Democrats ripped Cantor for leaving the talks, and House Minority Leader Nancy Pelosi (D-Calif.) suggested he overreacted by quitting the talks as both sides were claiming progress toward a deal.
“Yes, we do want to reduce tax subsidies for Big Oil [and] we want to remove tax breaks for corporations that send jobs overseas — that list goes on,” Pelosi said. “I don’t know that that’s a reason to walk away from the table.”
“Yes, we have put proposals on the table to say for folks at the very high end, we believe there’s a responsible way to phase out some of those deductions,” Van Hollen said.
In his statement explaining his decision to exit the talks, Cantor said the discussions have established a “blueprint” for going forward.
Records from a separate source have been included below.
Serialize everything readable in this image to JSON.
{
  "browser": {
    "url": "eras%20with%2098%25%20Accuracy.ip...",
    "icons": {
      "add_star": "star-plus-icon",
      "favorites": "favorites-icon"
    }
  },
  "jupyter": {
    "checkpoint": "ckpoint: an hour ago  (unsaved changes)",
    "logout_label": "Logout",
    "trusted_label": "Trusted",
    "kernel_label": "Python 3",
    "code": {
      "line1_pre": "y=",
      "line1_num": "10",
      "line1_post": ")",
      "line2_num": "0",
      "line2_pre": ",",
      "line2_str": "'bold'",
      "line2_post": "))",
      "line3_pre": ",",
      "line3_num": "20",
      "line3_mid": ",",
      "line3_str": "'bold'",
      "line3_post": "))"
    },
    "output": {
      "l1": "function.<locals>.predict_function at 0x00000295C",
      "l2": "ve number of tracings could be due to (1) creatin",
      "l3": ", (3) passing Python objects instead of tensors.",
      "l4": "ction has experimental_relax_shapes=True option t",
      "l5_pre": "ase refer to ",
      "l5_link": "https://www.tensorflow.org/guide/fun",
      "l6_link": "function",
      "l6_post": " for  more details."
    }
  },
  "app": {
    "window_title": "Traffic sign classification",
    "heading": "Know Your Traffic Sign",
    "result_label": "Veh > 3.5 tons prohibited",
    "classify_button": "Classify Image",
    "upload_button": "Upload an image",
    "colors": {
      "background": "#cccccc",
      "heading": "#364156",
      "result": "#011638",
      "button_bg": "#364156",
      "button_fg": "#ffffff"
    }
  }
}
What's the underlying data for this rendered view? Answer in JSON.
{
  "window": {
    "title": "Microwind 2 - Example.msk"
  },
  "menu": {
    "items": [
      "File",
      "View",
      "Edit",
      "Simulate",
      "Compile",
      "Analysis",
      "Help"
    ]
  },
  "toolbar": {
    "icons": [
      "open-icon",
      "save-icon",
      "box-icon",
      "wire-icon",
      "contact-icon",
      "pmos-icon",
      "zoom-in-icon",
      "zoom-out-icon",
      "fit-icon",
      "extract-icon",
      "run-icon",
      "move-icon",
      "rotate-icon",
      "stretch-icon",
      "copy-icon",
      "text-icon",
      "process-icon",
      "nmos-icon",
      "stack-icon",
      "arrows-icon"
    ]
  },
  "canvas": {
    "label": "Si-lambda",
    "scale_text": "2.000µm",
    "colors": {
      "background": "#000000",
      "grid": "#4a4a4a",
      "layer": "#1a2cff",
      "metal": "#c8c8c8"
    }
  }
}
“I believe that we have identified trillions in spending cuts and, to date, we have established a blueprint that could institute the fiscal reforms needed to start getting our fiscal house in order,” he said.
“That said, each side came into these talks with certain orders, and as it stands the Democrats continue to insist that any deal must include tax increases. There is not support in the House for a tax increase, and I don’t believe now is the time to raise taxes in light of our current economic situation,” he said.
Senate Minority Leader Mitch McConnellMitch McConnellMcConnell: Senate will pass short-term funding bill to avoid shutdown Lawmakers push one-week stopgap funding bill Overnight Finance: Inside Trump's tax plan | White House mulls order pulling out of NAFTA | New fight over Dodd-Frank begins MORE (R-Ky.) and Minority Whip Jon Kyl (R-Ariz.) released a joint statement criticizing Democrats for insisting on tax increases and calling on the president to speak out on the issue.
“The White House and Democrats are insisting on job-killing tax hikes and new spending. That proposal won’t address our fiscal crisis, our jobs crisis, or protect and reform entitlements. And a bill with new spending and higher taxes would fail with bipartisan opposition — as it should,” the two said in the statement.
“President Obama needs to decide between his goal of higher taxes or a bipartisan plan to address our deficit. He can’t have both. But we need to hear from him.”
—This story was posted at 10:18 a.m. and most recently updated at 8:31 p.m.
Julian Pecquet and Molly K. Hooper contributed to this story.